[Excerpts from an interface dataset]
- Opening Delimiter -
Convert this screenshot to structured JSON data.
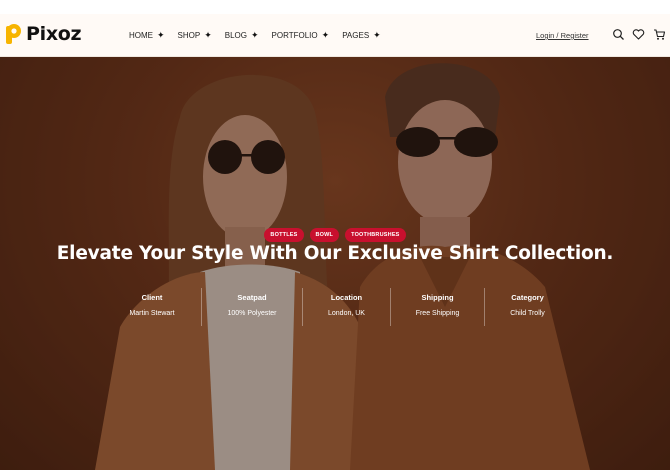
{
  "header": {
    "brand": "Pixoz",
    "brand_colors": {
      "yellow": "#f7b400",
      "dark": "#111111"
    },
    "nav": [
      {
        "label": "HOME"
      },
      {
        "label": "SHOP"
      },
      {
        "label": "BLOG"
      },
      {
        "label": "PORTFOLIO"
      },
      {
        "label": "PAGES"
      }
    ],
    "login_label": "Login / Register",
    "icons": [
      "search-icon",
      "heart-icon",
      "cart-icon"
    ]
  },
  "hero": {
    "tags": [
      "BOTTLES",
      "BOWL",
      "TOOTHBRUSHES"
    ],
    "tag_color": "#c8102e",
    "headline": "Elevate Your Style With Our Exclusive Shirt Collection.",
    "meta": [
      {
        "label": "Client",
        "value": "Martin Stewart"
      },
      {
        "label": "Seatpad",
        "value": "100% Polyester"
      },
      {
        "label": "Location",
        "value": "London, UK"
      },
      {
        "label": "Shipping",
        "value": "Free Shipping"
      },
      {
        "label": "Category",
        "value": "Child Trolly"
      }
    ]
  }
}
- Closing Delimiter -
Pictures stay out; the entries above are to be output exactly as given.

• _ANSWER SPACE_:
Convert this screenshot to structured JSON data.
{
  "header": {
    "brand": "Pixoz",
    "brand_colors": {
      "yellow": "#f7b400",
      "dark": "#111111"
    },
    "nav": [
      {
        "label": "HOME"
      },
      {
        "label": "SHOP"
      },
      {
        "label": "BLOG"
      },
      {
        "label": "PORTFOLIO"
      },
      {
        "label": "PAGES"
      }
    ],
    "login_label": "Login / Register",
    "icons": [
      "search-icon",
      "heart-icon",
      "cart-icon"
    ]
  },
  "hero": {
    "tags": [
      "BOTTLES",
      "BOWL",
      "TOOTHBRUSHES"
    ],
    "tag_color": "#c8102e",
    "headline": "Elevate Your Style With Our Exclusive Shirt Collection.",
    "meta": [
      {
        "label": "Client",
        "value": "Martin Stewart"
      },
      {
        "label": "Seatpad",
        "value": "100% Polyester"
      },
      {
        "label": "Location",
        "value": "London, UK"
      },
      {
        "label": "Shipping",
        "value": "Free Shipping"
      },
      {
        "label": "Category",
        "value": "Child Trolly"
      }
    ]
  }
}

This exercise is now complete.